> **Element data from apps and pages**
****************************************
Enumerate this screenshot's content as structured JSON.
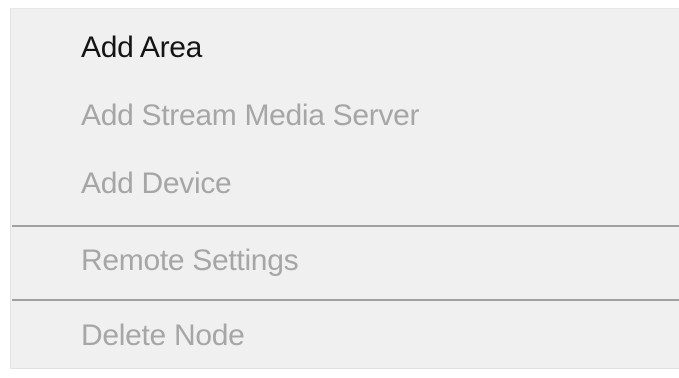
{
  "context_menu": {
    "items": [
      {
        "label": "Add Area",
        "enabled": true
      },
      {
        "label": "Add Stream Media Server",
        "enabled": false
      },
      {
        "label": "Add Device",
        "enabled": false
      },
      {
        "label": "Remote Settings",
        "enabled": false
      },
      {
        "label": "Delete Node",
        "enabled": false
      }
    ],
    "colors": {
      "background": "#f0f0f0",
      "enabled_text": "#141414",
      "disabled_text": "#a6a6a6",
      "separator": "#a0a0a0"
    }
  }
}
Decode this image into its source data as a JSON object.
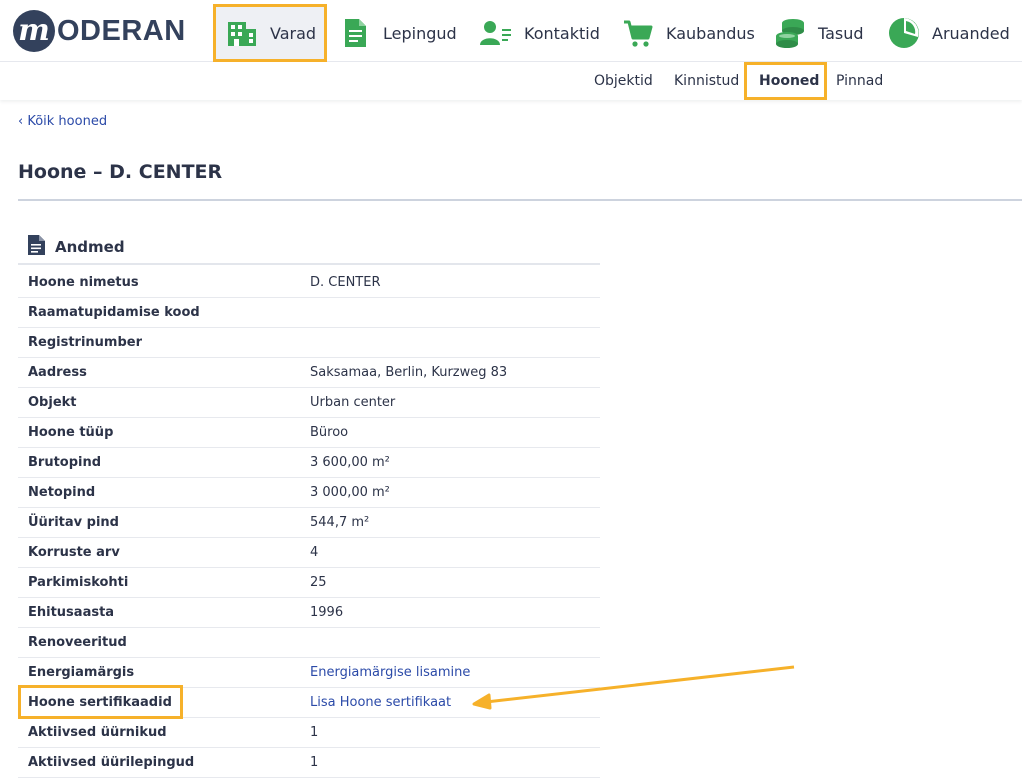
{
  "brand": {
    "logo_letter": "m",
    "logo_text": "ODERAN"
  },
  "nav": {
    "items": [
      {
        "label": "Varad",
        "icon": "buildings-icon"
      },
      {
        "label": "Lepingud",
        "icon": "document-icon"
      },
      {
        "label": "Kontaktid",
        "icon": "contact-card-icon"
      },
      {
        "label": "Kaubandus",
        "icon": "cart-icon"
      },
      {
        "label": "Tasud",
        "icon": "coins-icon"
      },
      {
        "label": "Aruanded",
        "icon": "pie-chart-icon"
      }
    ],
    "active": "Varad"
  },
  "subnav": {
    "items": [
      {
        "label": "Objektid"
      },
      {
        "label": "Kinnistud"
      },
      {
        "label": "Hooned"
      },
      {
        "label": "Pinnad"
      }
    ],
    "active": "Hooned"
  },
  "page": {
    "back_link": "‹ Kõik hooned",
    "title": "Hoone – D. CENTER"
  },
  "section": {
    "title": "Andmed",
    "icon": "document-icon",
    "rows": [
      {
        "label": "Hoone nimetus",
        "value": "D. CENTER"
      },
      {
        "label": "Raamatupidamise kood",
        "value": ""
      },
      {
        "label": "Registrinumber",
        "value": ""
      },
      {
        "label": "Aadress",
        "value": "Saksamaa, Berlin, Kurzweg 83"
      },
      {
        "label": "Objekt",
        "value": "Urban center"
      },
      {
        "label": "Hoone tüüp",
        "value": "Büroo"
      },
      {
        "label": "Brutopind",
        "value": "3 600,00 m²"
      },
      {
        "label": "Netopind",
        "value": "3 000,00 m²"
      },
      {
        "label": "Üüritav pind",
        "value": "544,7 m²"
      },
      {
        "label": "Korruste arv",
        "value": "4"
      },
      {
        "label": "Parkimiskohti",
        "value": "25"
      },
      {
        "label": "Ehitusaasta",
        "value": "1996"
      },
      {
        "label": "Renoveeritud",
        "value": ""
      },
      {
        "label": "Energiamärgis",
        "value": "Energiamärgise lisamine"
      },
      {
        "label": "Hoone sertifikaadid",
        "value": "Lisa Hoone sertifikaat"
      },
      {
        "label": "Aktiivsed üürnikud",
        "value": "1"
      },
      {
        "label": "Aktiivsed üürilepingud",
        "value": "1"
      }
    ]
  },
  "colors": {
    "accent_green": "#3aa856",
    "highlight": "#f6b12a",
    "link": "#2b4aa8",
    "text": "#2c3348",
    "brand_dark": "#33415c"
  }
}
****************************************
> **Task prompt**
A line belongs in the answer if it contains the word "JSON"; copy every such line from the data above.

> **Answer to the exercise**
Enumerate this screenshot's content as structured JSON.
Decode this image into its source data as a JSON object.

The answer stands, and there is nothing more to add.